That said, Ochs stressed the need for more inspectors and mobile processing facilities for local ag products — not just for poultry, but also for vegetables.
Ochs seriously considered running for the state Senate two years ago, but said her oldest daughter, Gabrielle, talked her out of it. She wanted to have mom around. But Gabrielle is on board this year.
“In April (Gabrielle) told me, ‘You need to get it out of your system now, because I’m probably going to need you in high school,’” Ochs said with a chuckle.
She does not plan on running a negative campaign, and said she likes the other people in the race.
“I’m not running against anyone, I am running for office, because I think I can make a difference,” Ochs said.
Like many other candidates this election year, Ochs is touting jobs (creating more of them) and jumpstarting the economy as among her top issues.
“I believe we need to grow jobs and at the same time make sure that our environment is not negatively impacted,” said Ochs, who believes she could draw from her experiences as a business person and as local planner and regional planning commission delegate to guide her as a senator.
“I believe there needs to be permit reform to help businesses be here, but not at the expense of the environment,” she said. While Ochs does not yet have a game plan on how to accomplish that task, she said she would network with people “with more experience” to find ways of creating jobs without hurting Vermont’s scenic beauty.
At the same time the state tries to grow jobs, it must also find ways of providing government services for less money, according to Ochs. She acknowledged state officials cut more than $150 million from the budget during the 2010 legislative session and argues more reductions are needed.
“I think there needs to be an in-depth look at all programs, and programs that aren’t working should be closed down and the workers either transferred to programs that are working or helped to find other jobs,” Ochs said.
She is encouraged by the work of a blue-ribbon tax commission studying potential changes to Vermont’s tax system. She is intrigued by the notion of reducing the state’s sales tax from 6 percent to 3 percent, but including services under its umbrella.

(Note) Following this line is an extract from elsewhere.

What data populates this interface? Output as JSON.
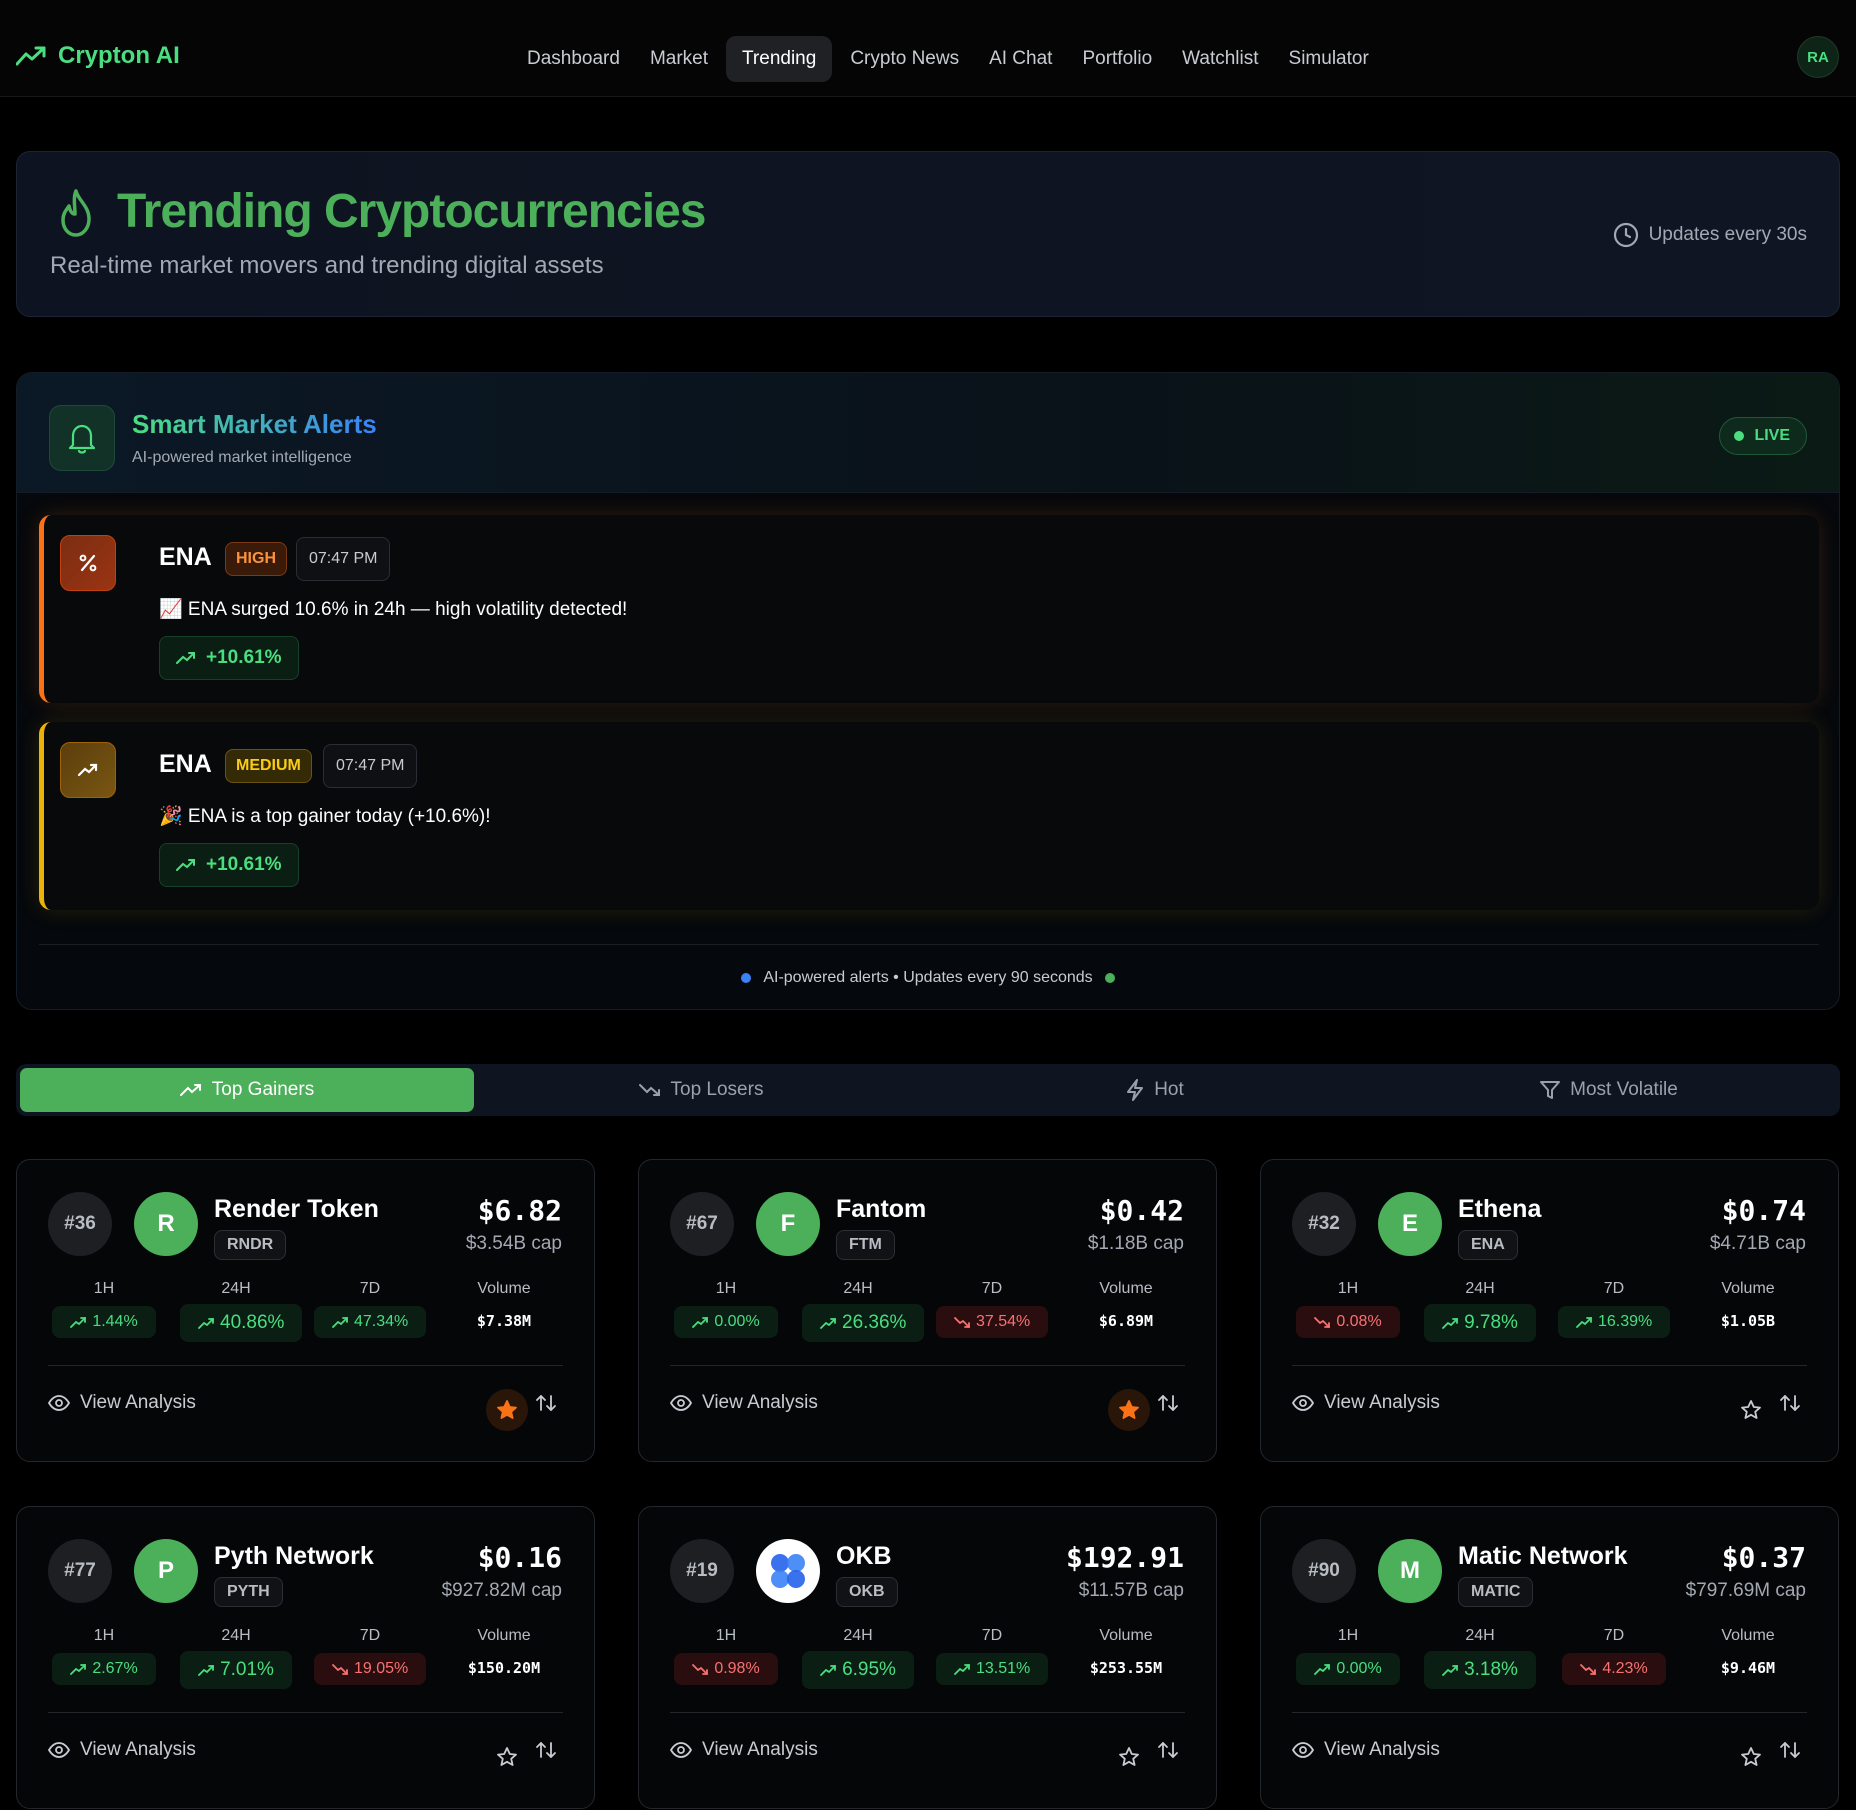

Ochs is reserving judgment on Vermont Yankee and whether that nuclear power plant should close when its license expires in 2012.
“I believe we need to look more at renewable energy — wind power, solar power and biomass,” Ochs said. “I think there are plenty of places where we can become energy independent and not have to rely so much (on foreign oil).”
On health care, Ochs believes the state should consider introducing more competition among insurers as a means of reducing insurance premiums. She noted her family is currently covered under Catamount Health, the state-sponsored insurance plan. Ochs called it a “great program,” but noted that under current conditions, it would cost her family of four $10,000 to $12,000 per year to transition to a private insurance policy with a $2,500 deductible.
“I can’t afford that,” she said.
Public education is another service that people are finding increasingly tough to afford, Ochs said. She supports a review of Vermont’s education funding laws and believes the state should consolidate some of its supervisory unions as a way of reducing administrative costs. Ochs does not believe the state should force small schools to consolidate, but should provide incentives to those that want to merge.
While Ochs said she would counsel a family member or friend against having an abortion, she supports a woman’s right to choose and added she does not oppose same-sex marriage.
“I have been fortunate to call Addison County and Brandon my home for 26 years,” Ochs said. “I just want to help. I think my background with the Farm Bureau, land use planning and as a rescue squad person would be a great asset.”
Reporter John Flowers is at firstname.lastname@example.org.